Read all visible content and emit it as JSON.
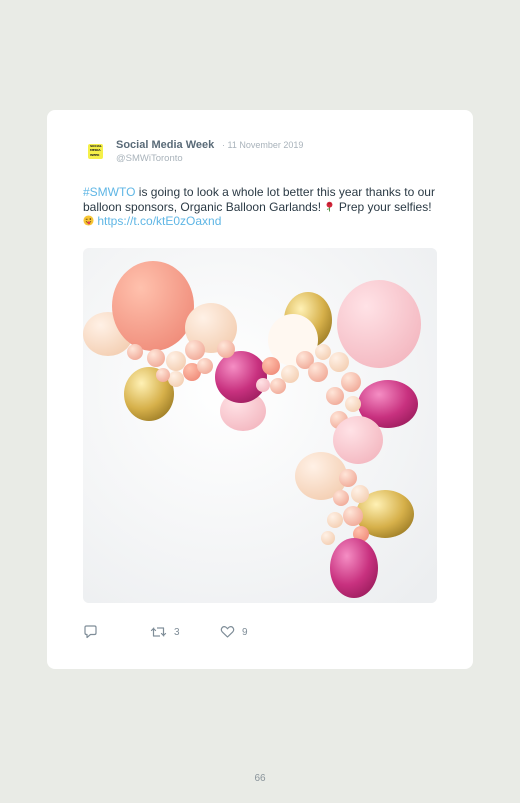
{
  "tweet": {
    "author_name": "Social Media Week",
    "date": "· 11 November 2019",
    "handle": "@SMWiToronto",
    "avatar_text": [
      "SOCIAL",
      "MEDIA",
      "WEEK"
    ],
    "text": {
      "hashtag": "#SMWTO",
      "part1": " is going to look a whole lot better this year thanks to our balloon sponsors, Organic Balloon Garlands! ",
      "part2": " Prep your selfies! ",
      "link": "https://t.co/ktE0zOaxnd"
    },
    "media": {
      "icon": "balloon-garland-photo"
    },
    "actions": {
      "reply": {
        "icon": "reply-icon",
        "count": ""
      },
      "retweet": {
        "icon": "retweet-icon",
        "count": "3"
      },
      "like": {
        "icon": "heart-icon",
        "count": "9"
      }
    }
  },
  "page": {
    "number": "66"
  },
  "colors": {
    "background": "#e9ebe6",
    "card": "#ffffff",
    "link": "#5fb6e5",
    "avatar": "#f5f049"
  }
}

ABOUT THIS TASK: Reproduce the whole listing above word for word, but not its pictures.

TASK RESPONSE:
Read all visible content and emit it as JSON.
{
  "tweet": {
    "author_name": "Social Media Week",
    "date": "· 11 November 2019",
    "handle": "@SMWiToronto",
    "avatar_text": [
      "SOCIAL",
      "MEDIA",
      "WEEK"
    ],
    "text": {
      "hashtag": "#SMWTO",
      "part1": " is going to look a whole lot better this year thanks to our balloon sponsors, Organic Balloon Garlands! ",
      "part2": " Prep your selfies! ",
      "link": "https://t.co/ktE0zOaxnd"
    },
    "media": {
      "icon": "balloon-garland-photo"
    },
    "actions": {
      "reply": {
        "icon": "reply-icon",
        "count": ""
      },
      "retweet": {
        "icon": "retweet-icon",
        "count": "3"
      },
      "like": {
        "icon": "heart-icon",
        "count": "9"
      }
    }
  },
  "page": {
    "number": "66"
  },
  "colors": {
    "background": "#e9ebe6",
    "card": "#ffffff",
    "link": "#5fb6e5",
    "avatar": "#f5f049"
  }
}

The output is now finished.